When the records are reproduced, each one must match exactly, and no picture may be kept.

++++ Exercise input

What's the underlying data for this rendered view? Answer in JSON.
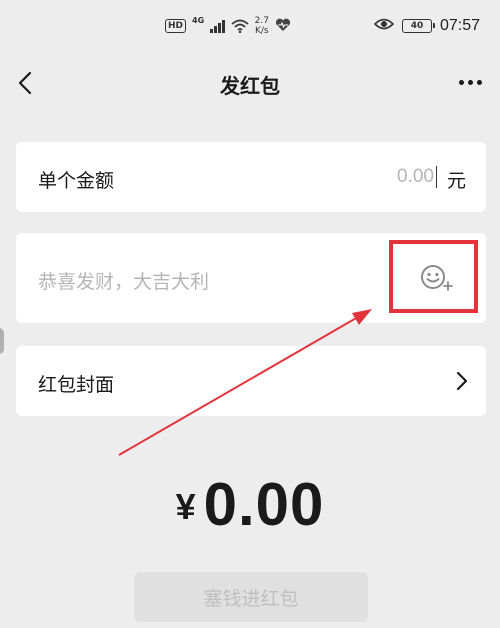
{
  "status_bar": {
    "hd": "HD",
    "network": "4G",
    "speed_value": "2.7",
    "speed_unit": "K/s",
    "battery": "40",
    "time": "07:57"
  },
  "nav": {
    "title": "发红包"
  },
  "amount": {
    "label": "单个金额",
    "value": "0.00",
    "unit": "元"
  },
  "greeting": {
    "placeholder": "恭喜发财，大吉大利"
  },
  "cover": {
    "label": "红包封面"
  },
  "total": {
    "currency": "¥",
    "value": "0.00"
  },
  "submit": {
    "label": "塞钱进红包"
  },
  "colors": {
    "background": "#ededed",
    "card": "#ffffff",
    "annotation": "#e3343c",
    "placeholder": "#b5b5b5",
    "disabled_button": "#e0e0e0"
  }
}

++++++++

▶ [Reply]
What's the underlying data for this rendered view? Answer in JSON.
{
  "status_bar": {
    "hd": "HD",
    "network": "4G",
    "speed_value": "2.7",
    "speed_unit": "K/s",
    "battery": "40",
    "time": "07:57"
  },
  "nav": {
    "title": "发红包"
  },
  "amount": {
    "label": "单个金额",
    "value": "0.00",
    "unit": "元"
  },
  "greeting": {
    "placeholder": "恭喜发财，大吉大利"
  },
  "cover": {
    "label": "红包封面"
  },
  "total": {
    "currency": "¥",
    "value": "0.00"
  },
  "submit": {
    "label": "塞钱进红包"
  },
  "colors": {
    "background": "#ededed",
    "card": "#ffffff",
    "annotation": "#e3343c",
    "placeholder": "#b5b5b5",
    "disabled_button": "#e0e0e0"
  }
}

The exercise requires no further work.